“We are excited to show, for the first time, that reading exposure during the critical stage of development prior to kindergarten seems to have a meaningful, measurable impact on how a child’s brain processes stories and may help predict reading success,” Hutton said in a press release. “Of particular importance are brain areas supporting mental imagery, helping the child ‘see the story’ beyond the pictures, affirming the invaluable role of imagination.”
In the latest study conducted by Dr. John Hutton and his colleagues at the Cincinnati Children’s Hospital Medical Center, the actual activity that goes on in the brain when young children are read to has been visualised. Athough reading has been encouraged for a long time by the American Academy of Pediatrics, this is the first time evidence of changes in the brain being seen and measured.
“To display how reading to children affects the brain networks that develop reading skills, Hutton and his team gathered 19 healthy preschoolers, ages 3 to 5, and studied them in relation to their reading habits. Out of this group, 37 percent came from low-income families. Each child’s parent or primary caregiver was given a survey designed to measure the amounts of cognitive stimulation children were given in the home. The survey focused on three main elements: parent-child reading consisting of how often reading occurred, the availability of books, and the variety of these books; parent-child interaction consisting of talking and playing together; and finally, whether parents taught additional skills like shapes and counting. The researchers then had the children listen to age-appropriate stories being told through headphones while they were receiving functional magnetic resonance imaging (fMRI). They then searched for differences in brain activation in areas known to support language development and story comprehension. No sedation was used, nor did the children experience any visual stimuli.”
What the researchers found was that children that the more frequently read to children had greater activity in the part of their brains responsible for semantic processing which helps us to derive meaning from language. This area is crucial to verbal language development and ultimately reading. These researchers have also found that brain areas associated with imagery were also strongly activated, allowing children to “see the story,” which supports previous theories that visualization is an essential component of understanding stories and reading development. These skills become increasingly important as a child progresses from books with pictures to non picture books, where they are required to imagine what is happening in the text. The final finding determined through the study was that frequency of reading, independent of household income, has the same positive effects on children.
“Hutton is hopeful that his research, now more than ever, will encourage parents to continue reading to their children.
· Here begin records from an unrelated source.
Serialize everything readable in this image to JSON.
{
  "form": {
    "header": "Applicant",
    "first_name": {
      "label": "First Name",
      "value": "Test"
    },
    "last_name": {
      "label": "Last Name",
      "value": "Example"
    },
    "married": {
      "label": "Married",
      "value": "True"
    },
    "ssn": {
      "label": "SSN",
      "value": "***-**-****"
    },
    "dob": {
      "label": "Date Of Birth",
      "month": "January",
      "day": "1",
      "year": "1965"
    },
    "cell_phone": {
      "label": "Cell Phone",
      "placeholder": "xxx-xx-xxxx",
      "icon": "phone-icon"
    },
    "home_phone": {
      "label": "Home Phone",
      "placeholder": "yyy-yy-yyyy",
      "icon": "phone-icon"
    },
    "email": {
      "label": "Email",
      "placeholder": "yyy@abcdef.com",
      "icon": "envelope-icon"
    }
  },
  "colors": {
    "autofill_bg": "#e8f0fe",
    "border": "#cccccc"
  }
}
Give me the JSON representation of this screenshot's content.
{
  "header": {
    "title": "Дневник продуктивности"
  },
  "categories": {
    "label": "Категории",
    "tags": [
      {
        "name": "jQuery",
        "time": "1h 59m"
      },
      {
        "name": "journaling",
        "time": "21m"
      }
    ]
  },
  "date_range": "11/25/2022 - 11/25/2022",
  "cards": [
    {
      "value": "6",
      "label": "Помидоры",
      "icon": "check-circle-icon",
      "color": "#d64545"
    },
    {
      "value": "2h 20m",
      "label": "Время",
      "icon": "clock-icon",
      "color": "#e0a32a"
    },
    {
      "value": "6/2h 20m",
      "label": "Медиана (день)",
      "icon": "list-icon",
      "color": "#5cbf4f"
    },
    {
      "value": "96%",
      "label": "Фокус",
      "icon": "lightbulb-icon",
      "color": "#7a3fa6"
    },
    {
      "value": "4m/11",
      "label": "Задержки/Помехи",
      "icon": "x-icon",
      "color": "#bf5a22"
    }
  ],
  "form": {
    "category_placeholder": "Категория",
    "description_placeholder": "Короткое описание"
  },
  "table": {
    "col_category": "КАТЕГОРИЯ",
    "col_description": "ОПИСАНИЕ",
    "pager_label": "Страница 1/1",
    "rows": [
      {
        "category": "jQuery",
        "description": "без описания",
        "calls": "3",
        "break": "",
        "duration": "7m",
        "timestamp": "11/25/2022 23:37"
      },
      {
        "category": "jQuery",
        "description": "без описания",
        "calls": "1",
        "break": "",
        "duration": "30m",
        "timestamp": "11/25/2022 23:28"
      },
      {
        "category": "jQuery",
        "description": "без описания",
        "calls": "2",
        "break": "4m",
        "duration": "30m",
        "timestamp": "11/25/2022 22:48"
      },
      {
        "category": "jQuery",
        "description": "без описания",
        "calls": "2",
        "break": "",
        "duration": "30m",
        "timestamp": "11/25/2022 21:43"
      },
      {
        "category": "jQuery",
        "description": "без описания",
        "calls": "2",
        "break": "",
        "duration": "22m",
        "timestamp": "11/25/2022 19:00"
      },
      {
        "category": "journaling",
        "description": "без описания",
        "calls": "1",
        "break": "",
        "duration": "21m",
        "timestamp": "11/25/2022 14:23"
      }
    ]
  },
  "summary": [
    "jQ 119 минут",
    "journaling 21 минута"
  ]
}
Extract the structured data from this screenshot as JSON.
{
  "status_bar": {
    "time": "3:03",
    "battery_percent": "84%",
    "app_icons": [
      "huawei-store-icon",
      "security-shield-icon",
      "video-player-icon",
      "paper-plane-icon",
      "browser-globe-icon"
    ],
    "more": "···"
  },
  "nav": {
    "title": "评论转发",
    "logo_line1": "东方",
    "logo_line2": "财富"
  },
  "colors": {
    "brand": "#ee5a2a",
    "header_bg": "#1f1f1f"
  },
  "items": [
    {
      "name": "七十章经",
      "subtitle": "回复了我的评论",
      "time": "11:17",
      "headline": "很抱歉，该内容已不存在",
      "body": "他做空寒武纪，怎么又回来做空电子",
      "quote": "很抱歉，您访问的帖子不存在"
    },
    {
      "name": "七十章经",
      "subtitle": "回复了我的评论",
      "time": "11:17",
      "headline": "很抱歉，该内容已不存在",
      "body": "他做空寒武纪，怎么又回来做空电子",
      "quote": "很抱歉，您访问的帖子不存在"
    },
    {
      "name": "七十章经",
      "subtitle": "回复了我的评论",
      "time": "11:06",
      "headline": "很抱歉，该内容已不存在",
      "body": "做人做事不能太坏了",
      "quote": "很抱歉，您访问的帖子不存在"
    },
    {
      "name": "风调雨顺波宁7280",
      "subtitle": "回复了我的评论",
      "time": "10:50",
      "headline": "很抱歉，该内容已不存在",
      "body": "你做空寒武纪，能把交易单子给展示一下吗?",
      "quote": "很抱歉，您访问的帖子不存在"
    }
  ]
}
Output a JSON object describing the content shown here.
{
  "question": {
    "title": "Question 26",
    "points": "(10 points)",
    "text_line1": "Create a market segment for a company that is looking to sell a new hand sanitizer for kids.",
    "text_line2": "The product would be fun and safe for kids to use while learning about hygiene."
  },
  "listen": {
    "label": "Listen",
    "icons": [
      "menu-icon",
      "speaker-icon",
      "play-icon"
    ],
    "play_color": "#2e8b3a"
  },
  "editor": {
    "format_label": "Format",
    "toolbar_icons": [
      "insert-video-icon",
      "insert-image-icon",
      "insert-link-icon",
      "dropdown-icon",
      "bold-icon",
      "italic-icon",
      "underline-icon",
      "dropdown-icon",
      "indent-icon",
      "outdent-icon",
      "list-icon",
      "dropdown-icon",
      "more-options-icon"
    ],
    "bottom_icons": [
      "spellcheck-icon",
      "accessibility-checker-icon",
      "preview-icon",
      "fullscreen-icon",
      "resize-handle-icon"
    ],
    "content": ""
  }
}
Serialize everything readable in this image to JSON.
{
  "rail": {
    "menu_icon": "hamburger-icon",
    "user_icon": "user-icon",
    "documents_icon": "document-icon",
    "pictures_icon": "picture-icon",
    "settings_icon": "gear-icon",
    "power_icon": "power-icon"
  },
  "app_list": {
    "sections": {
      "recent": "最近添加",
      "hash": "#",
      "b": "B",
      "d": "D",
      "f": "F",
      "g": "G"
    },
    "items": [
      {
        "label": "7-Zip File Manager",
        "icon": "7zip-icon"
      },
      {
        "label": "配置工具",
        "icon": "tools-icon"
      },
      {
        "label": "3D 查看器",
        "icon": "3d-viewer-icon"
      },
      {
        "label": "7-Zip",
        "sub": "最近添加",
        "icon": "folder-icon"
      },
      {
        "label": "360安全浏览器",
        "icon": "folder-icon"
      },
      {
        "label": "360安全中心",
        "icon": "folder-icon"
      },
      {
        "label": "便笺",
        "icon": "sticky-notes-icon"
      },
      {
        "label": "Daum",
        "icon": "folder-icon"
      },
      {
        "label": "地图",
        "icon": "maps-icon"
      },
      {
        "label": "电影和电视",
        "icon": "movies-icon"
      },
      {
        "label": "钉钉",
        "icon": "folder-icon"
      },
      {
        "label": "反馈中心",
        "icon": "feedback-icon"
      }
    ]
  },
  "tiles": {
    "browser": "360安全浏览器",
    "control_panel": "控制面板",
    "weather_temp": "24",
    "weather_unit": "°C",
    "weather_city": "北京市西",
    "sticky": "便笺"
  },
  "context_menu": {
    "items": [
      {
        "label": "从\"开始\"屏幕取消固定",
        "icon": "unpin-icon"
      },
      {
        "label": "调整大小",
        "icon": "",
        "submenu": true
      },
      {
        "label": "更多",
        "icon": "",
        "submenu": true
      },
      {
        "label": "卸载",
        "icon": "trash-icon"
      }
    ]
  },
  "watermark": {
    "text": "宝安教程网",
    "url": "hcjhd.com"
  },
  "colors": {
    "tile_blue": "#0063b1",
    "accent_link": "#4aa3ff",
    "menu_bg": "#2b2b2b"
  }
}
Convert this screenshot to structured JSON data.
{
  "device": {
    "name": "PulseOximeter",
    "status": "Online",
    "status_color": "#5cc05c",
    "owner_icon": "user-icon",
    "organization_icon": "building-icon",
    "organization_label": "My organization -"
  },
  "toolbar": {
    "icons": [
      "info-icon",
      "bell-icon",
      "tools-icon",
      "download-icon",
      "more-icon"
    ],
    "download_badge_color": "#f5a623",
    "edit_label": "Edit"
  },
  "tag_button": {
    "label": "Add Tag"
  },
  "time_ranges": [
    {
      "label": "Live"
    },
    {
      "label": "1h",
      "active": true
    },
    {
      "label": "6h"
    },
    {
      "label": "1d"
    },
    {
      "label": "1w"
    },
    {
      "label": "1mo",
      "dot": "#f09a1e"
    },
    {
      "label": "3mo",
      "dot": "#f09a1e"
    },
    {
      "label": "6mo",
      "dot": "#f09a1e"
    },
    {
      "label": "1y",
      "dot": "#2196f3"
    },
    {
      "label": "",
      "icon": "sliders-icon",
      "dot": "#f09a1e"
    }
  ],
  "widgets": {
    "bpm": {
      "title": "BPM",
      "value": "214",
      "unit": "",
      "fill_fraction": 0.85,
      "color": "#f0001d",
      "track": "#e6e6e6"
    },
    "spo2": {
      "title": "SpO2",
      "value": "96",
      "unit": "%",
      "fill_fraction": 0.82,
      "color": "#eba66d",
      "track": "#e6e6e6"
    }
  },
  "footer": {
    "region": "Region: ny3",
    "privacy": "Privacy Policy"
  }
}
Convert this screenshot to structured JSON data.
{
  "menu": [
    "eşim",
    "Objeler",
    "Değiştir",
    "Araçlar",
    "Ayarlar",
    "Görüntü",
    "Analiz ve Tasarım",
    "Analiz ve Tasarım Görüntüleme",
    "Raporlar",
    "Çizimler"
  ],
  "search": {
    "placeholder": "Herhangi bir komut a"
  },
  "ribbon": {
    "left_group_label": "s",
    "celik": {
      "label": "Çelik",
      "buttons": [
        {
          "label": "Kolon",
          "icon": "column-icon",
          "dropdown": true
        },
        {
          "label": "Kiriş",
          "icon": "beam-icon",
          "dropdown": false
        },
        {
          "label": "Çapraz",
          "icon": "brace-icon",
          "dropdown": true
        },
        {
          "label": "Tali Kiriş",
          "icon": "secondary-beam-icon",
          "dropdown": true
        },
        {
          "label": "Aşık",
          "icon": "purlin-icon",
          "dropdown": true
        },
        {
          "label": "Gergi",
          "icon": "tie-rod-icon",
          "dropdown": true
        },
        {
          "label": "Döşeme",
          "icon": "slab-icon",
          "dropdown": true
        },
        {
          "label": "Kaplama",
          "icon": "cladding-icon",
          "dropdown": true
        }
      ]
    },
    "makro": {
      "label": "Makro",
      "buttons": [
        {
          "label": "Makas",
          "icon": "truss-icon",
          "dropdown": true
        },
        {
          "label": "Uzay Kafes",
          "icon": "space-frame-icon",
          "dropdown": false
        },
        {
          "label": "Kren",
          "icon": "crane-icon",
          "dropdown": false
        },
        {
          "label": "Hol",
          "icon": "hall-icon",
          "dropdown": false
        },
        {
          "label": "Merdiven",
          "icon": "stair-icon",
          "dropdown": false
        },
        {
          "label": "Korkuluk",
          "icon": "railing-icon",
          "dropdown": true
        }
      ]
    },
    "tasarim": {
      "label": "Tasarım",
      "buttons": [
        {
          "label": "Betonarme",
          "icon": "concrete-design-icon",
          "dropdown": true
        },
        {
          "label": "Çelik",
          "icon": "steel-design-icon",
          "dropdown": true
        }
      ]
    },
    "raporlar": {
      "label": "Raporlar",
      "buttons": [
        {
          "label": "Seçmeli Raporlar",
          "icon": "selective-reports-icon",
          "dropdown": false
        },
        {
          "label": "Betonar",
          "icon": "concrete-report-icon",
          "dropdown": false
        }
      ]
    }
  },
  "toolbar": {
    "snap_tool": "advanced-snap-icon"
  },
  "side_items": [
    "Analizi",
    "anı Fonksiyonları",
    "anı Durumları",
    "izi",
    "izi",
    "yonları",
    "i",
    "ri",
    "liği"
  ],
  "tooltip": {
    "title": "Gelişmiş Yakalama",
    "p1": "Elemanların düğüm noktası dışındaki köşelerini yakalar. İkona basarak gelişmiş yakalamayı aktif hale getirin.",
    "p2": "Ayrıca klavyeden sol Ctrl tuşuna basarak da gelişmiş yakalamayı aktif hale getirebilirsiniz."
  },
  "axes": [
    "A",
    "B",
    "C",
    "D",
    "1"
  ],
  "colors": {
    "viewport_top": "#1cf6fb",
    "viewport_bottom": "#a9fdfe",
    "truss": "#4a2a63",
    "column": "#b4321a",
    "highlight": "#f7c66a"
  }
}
He is also optimistic that this research will have implications for those with reading disabilities, helping to combat them early on. He concluded by saying: “We hope that this work will guide further research on shared reading and the developing brain to help improve interventions and identify children at risk for difficulties as early as possible, increasing the chances that they will be successful in the wonderful world of books.”